TASK DESCRIPTION: Look for the word "title" in the material below, then report each line where it occurs.

MATERIAL SHOWN:
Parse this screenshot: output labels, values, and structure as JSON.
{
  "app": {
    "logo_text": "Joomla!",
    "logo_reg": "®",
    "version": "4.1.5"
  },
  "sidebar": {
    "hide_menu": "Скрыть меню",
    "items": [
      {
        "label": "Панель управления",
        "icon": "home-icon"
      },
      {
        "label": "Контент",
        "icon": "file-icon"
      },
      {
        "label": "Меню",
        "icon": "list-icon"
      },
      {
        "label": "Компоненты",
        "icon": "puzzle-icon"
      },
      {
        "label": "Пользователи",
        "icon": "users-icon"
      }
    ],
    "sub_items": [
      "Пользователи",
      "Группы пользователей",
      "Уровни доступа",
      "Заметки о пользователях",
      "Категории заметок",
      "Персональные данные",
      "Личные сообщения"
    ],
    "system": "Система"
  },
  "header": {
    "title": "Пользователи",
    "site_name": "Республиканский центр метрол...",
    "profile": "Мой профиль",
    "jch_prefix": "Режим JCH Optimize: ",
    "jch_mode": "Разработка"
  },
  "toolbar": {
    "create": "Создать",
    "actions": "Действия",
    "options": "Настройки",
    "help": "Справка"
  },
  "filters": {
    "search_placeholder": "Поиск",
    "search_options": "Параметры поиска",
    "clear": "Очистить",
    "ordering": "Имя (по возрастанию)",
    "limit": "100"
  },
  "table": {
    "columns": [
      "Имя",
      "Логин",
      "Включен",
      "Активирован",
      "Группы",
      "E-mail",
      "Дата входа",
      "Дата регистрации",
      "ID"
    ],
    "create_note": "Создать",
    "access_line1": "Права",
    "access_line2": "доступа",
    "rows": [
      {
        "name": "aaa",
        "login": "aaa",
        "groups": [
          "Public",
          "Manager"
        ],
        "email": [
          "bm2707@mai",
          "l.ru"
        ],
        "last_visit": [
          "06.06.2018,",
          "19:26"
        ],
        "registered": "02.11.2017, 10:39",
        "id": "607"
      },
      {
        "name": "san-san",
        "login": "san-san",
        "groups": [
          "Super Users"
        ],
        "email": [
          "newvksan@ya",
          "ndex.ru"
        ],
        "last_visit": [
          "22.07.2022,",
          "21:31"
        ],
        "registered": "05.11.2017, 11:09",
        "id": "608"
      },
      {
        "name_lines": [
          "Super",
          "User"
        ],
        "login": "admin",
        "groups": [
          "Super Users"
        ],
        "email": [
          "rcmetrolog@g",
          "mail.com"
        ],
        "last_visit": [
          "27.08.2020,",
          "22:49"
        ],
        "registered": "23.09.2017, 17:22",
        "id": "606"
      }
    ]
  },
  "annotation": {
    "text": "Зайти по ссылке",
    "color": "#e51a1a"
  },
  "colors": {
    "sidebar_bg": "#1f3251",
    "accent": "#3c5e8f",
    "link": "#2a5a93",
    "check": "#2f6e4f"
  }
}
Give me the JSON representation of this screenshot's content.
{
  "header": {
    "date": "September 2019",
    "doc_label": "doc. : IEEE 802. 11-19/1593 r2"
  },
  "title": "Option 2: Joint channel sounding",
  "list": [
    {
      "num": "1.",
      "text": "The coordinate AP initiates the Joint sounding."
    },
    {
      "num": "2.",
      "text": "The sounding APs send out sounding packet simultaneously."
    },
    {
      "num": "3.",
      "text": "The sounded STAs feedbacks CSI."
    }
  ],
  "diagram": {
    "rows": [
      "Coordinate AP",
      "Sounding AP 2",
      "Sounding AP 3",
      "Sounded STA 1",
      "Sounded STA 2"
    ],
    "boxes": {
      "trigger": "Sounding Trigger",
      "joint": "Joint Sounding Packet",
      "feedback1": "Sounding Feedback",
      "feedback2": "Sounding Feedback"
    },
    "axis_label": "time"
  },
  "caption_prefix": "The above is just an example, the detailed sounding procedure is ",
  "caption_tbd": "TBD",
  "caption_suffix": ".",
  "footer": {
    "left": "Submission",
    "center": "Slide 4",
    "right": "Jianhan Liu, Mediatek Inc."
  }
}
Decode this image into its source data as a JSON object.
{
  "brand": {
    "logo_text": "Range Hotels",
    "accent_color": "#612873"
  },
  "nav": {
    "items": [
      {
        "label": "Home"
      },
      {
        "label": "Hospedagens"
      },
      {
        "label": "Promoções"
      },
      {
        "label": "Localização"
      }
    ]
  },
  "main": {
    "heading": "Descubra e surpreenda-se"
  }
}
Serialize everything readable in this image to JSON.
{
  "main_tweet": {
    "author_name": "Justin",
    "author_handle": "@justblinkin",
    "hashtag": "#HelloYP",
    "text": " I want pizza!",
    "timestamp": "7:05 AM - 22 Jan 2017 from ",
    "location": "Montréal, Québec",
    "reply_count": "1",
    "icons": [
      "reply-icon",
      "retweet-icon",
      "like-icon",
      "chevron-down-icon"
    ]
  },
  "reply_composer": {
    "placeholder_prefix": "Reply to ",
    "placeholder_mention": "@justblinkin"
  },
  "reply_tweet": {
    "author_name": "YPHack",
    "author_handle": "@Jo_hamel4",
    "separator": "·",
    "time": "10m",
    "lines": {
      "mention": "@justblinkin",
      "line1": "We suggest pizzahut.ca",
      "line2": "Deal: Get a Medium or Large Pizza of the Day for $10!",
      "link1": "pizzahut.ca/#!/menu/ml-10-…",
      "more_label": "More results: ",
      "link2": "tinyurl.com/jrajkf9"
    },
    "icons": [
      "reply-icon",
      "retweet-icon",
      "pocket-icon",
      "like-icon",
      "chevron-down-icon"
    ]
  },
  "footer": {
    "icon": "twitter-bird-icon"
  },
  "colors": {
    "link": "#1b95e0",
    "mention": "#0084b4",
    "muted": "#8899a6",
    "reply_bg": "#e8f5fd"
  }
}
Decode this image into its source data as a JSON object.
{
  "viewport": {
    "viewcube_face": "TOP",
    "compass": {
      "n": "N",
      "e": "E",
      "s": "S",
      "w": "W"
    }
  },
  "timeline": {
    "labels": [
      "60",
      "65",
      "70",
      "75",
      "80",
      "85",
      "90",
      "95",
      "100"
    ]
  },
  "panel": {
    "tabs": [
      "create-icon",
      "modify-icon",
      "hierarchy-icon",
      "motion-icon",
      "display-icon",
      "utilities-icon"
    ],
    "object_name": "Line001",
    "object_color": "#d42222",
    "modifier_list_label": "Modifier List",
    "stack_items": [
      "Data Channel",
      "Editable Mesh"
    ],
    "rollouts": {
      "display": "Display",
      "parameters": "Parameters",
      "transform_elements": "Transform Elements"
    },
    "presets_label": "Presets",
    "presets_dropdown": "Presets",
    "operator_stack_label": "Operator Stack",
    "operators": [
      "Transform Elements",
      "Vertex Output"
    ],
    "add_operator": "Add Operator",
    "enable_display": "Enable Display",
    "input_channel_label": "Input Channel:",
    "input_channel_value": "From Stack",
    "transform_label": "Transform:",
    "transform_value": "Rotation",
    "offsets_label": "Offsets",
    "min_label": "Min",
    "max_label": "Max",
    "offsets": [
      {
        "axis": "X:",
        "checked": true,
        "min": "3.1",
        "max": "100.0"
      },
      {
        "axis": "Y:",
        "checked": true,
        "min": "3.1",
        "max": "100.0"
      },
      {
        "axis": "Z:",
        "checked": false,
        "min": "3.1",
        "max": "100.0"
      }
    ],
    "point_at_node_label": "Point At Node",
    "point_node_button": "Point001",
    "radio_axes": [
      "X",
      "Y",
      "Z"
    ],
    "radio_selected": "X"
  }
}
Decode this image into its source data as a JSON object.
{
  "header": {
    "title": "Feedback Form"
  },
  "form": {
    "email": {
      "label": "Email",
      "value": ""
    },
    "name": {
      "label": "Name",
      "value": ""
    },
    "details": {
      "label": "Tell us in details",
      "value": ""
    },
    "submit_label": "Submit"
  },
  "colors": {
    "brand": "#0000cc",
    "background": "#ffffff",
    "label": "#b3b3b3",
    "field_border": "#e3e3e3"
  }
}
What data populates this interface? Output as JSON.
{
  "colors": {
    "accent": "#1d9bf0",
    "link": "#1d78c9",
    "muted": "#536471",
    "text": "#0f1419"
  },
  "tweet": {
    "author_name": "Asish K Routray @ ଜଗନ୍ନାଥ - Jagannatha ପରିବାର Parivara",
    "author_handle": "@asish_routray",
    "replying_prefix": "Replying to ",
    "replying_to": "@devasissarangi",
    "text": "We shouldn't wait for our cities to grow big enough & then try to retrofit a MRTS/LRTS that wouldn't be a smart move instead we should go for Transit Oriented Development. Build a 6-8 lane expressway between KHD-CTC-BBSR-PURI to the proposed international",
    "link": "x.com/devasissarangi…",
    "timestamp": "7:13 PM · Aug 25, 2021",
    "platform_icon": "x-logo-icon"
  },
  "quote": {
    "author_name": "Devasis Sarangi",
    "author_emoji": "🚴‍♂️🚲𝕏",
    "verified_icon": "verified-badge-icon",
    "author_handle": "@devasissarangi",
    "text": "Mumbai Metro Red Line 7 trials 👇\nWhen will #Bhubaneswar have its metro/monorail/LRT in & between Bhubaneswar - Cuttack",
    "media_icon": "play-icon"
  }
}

PROBLEM SOLUTION:
    "title": "Пользователи",
  "title": "Option 2: Joint channel sounding",
    "title": "Feedback Form"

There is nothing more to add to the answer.